The pyramid was originally encased in smooth, white limestone that must have gleamed in the harsh Egyptian sun. Unfortunately, this was plundered long ago to provide building materials for Cairo. This colossal structure was originally 146 meters high until it lost this outer casing and its capstone.
The Pyramid of Khafre, is the second-largest of the Giza pyramids and the tomb of the fourth dynasty pharaoh Khafre (Chefren). Many people mistakenly believe this to be the great pyramid as in photos it looks to be the largest of the three. Khafre, out of respect for his father built a smaller pyramid, but cleverly built on higher ground, giving it the appearance of being substantially taller.
The Pyramid of Menkaure, is the smallest of the three Pyramids of Giza. It was built to serve as the tomb of the Fourth Dynasty Pharaoh Menakaure, grandson of Khufu.
The Sphinx is one of the best known monuments on Earth and dates back over 4,500 years to the Old Kingdom and the time of king Khafre – builder of the second largest pyramid on the Giza plateau on Cairo’s outskirts. The head of the Sphinx probably depicts Khafre, while the body is that of a recumbent lion.
The Sphinx is about 73.5 metres in length. It was originally sculptured from a limestone outcrop and, for most of its history, the Sphinx has been at least partly covered in sand. The first recorded clearing took place in the 18th Dynasty when a prince, who later became the pharaoh Thutmose IV, ordered that the sand be removed. This happened after he supposedly had a dream in which he was told that he would become pharaoh if he cleared the Sphinx.
Unfortunately, in recent centuries, the Sphinx has suffered greatly from the influence of man and exposure to the environment. Numerous attempts have been made to restore the figure and additional modern limestone blocks have been added around the base.

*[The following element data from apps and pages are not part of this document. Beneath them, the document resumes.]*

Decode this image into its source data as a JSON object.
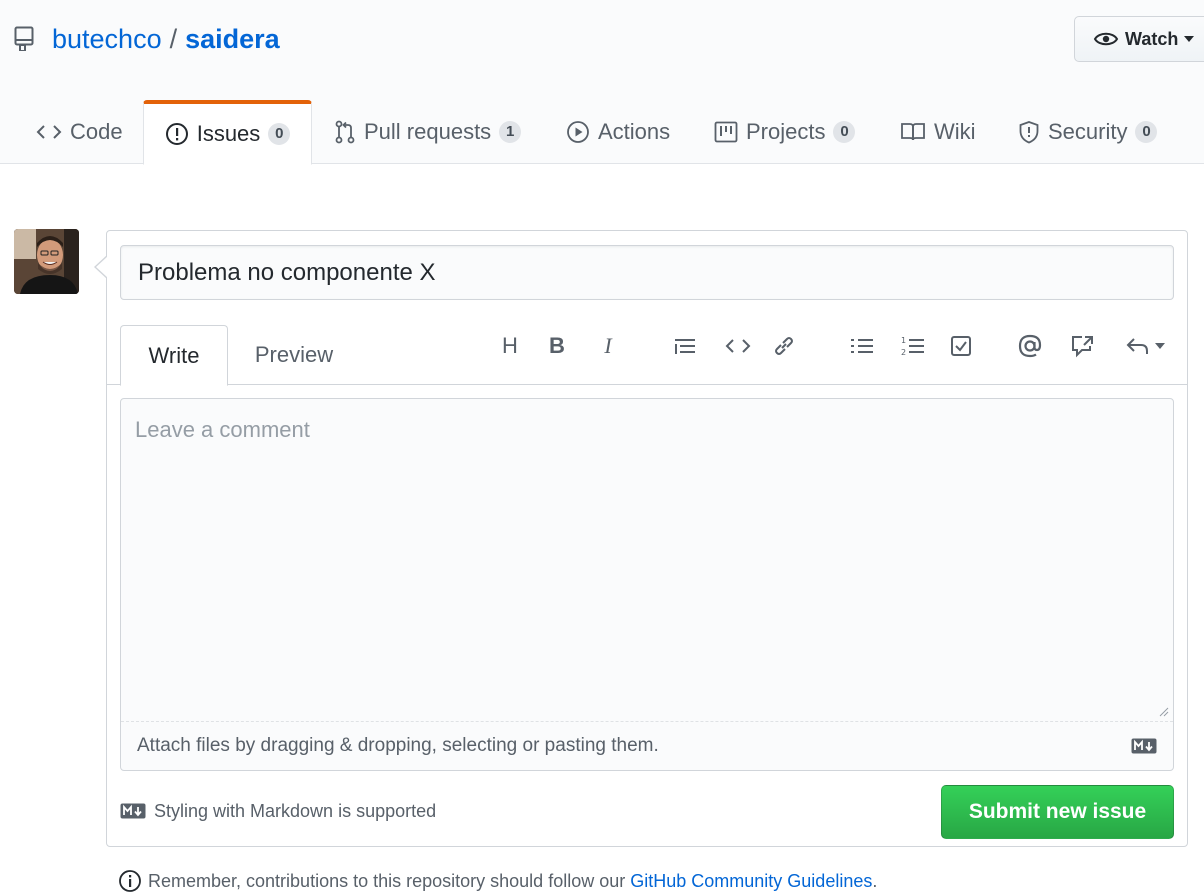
{
  "repo": {
    "owner": "butechco",
    "separator": "/",
    "name": "saidera"
  },
  "watch": {
    "label": "Watch"
  },
  "nav_tabs": [
    {
      "label": "Code",
      "icon": "code-icon"
    },
    {
      "label": "Issues",
      "icon": "issue-opened-icon",
      "count": "0"
    },
    {
      "label": "Pull requests",
      "icon": "git-pull-request-icon",
      "count": "1"
    },
    {
      "label": "Actions",
      "icon": "play-icon"
    },
    {
      "label": "Projects",
      "icon": "project-icon",
      "count": "0"
    },
    {
      "label": "Wiki",
      "icon": "book-icon"
    },
    {
      "label": "Security",
      "icon": "shield-icon",
      "count": "0"
    }
  ],
  "form": {
    "title_value": "Problema no componente X",
    "write_label": "Write",
    "preview_label": "Preview",
    "toolbar": {
      "heading": "H",
      "bold": "B",
      "italic": "I"
    },
    "comment_placeholder": "Leave a comment",
    "attach_text": "Attach files by dragging & dropping, selecting or pasting them.",
    "markdown_note": "Styling with Markdown is supported",
    "submit_label": "Submit new issue"
  },
  "guidelines": {
    "prefix": "Remember, contributions to this repository should follow our",
    "link": "GitHub Community Guidelines",
    "suffix": "."
  },
  "colors": {
    "link": "#0366d6",
    "selected_tab_accent": "#e36209",
    "submit_green": "#28a745"
  }
}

Cairo is the start of a new tour – which means the chance to meet a new guide, new travelling companions, and maybe at the end come away with some great experiences and new friends. Its a larger group this time with three tours sharing itineraries. Ahmed, our tour guide meets us a couple of days before the tour, to see if we need any tips or help with sightseeing during our spare time and introduces us to WIll and Sophie who have just finished working a ski season in Canada and as it turns out live 10 minutes away from us back in Oz. The second time that’s happened on one of our trips. We meet the rest of the crew later on. Dave and Sarah, moving back to Australia after living in the UK for 9 years, Mel – an environmental planner from Sydney, Lakshmi – a lawyer from Hobart, Simon – from “farming country but I’m not a farmer” in the UK, Brian – a CFO from San Diego and lastly Jack from Detroit, who’s just finished four years in the airforce, stationed in the middle east. A diverse group.
After four days in the mayhem of Cairo, I miss the relative calm of Morocco (yes even the Fes medina is an oasis of quietness in comparison). It’s time to head out and explore some of Egypt’s greatest wonders.